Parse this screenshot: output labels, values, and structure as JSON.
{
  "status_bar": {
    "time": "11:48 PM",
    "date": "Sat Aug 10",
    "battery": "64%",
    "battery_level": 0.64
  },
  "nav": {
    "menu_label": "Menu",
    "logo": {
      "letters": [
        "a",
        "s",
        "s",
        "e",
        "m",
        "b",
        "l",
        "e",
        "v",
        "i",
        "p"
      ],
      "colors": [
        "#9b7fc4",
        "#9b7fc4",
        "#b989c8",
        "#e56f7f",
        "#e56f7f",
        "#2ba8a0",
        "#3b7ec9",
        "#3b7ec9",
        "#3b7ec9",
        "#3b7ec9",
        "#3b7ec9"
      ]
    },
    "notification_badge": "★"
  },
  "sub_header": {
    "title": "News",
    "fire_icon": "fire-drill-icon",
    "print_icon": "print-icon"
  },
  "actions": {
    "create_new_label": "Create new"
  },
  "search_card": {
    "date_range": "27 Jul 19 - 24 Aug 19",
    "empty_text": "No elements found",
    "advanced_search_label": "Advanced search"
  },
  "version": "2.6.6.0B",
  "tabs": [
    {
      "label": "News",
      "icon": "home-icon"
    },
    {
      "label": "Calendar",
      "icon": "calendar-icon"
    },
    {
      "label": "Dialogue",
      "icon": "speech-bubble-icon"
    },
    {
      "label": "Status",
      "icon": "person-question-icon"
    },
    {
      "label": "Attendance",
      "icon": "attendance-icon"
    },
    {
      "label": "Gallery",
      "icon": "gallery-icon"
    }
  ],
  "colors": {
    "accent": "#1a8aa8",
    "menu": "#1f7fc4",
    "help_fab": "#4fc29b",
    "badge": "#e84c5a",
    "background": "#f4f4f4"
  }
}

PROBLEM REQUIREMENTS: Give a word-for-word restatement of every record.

OUTPUT:
Parse this screenshot: output labels, values, and structure as JSON.
{
  "status_bar": {
    "time": "11:48 PM",
    "date": "Sat Aug 10",
    "battery": "64%",
    "battery_level": 0.64
  },
  "nav": {
    "menu_label": "Menu",
    "logo": {
      "letters": [
        "a",
        "s",
        "s",
        "e",
        "m",
        "b",
        "l",
        "e",
        "v",
        "i",
        "p"
      ],
      "colors": [
        "#9b7fc4",
        "#9b7fc4",
        "#b989c8",
        "#e56f7f",
        "#e56f7f",
        "#2ba8a0",
        "#3b7ec9",
        "#3b7ec9",
        "#3b7ec9",
        "#3b7ec9",
        "#3b7ec9"
      ]
    },
    "notification_badge": "★"
  },
  "sub_header": {
    "title": "News",
    "fire_icon": "fire-drill-icon",
    "print_icon": "print-icon"
  },
  "actions": {
    "create_new_label": "Create new"
  },
  "search_card": {
    "date_range": "27 Jul 19 - 24 Aug 19",
    "empty_text": "No elements found",
    "advanced_search_label": "Advanced search"
  },
  "version": "2.6.6.0B",
  "tabs": [
    {
      "label": "News",
      "icon": "home-icon"
    },
    {
      "label": "Calendar",
      "icon": "calendar-icon"
    },
    {
      "label": "Dialogue",
      "icon": "speech-bubble-icon"
    },
    {
      "label": "Status",
      "icon": "person-question-icon"
    },
    {
      "label": "Attendance",
      "icon": "attendance-icon"
    },
    {
      "label": "Gallery",
      "icon": "gallery-icon"
    }
  ],
  "colors": {
    "accent": "#1a8aa8",
    "menu": "#1f7fc4",
    "help_fab": "#4fc29b",
    "badge": "#e84c5a",
    "background": "#f4f4f4"
  }
}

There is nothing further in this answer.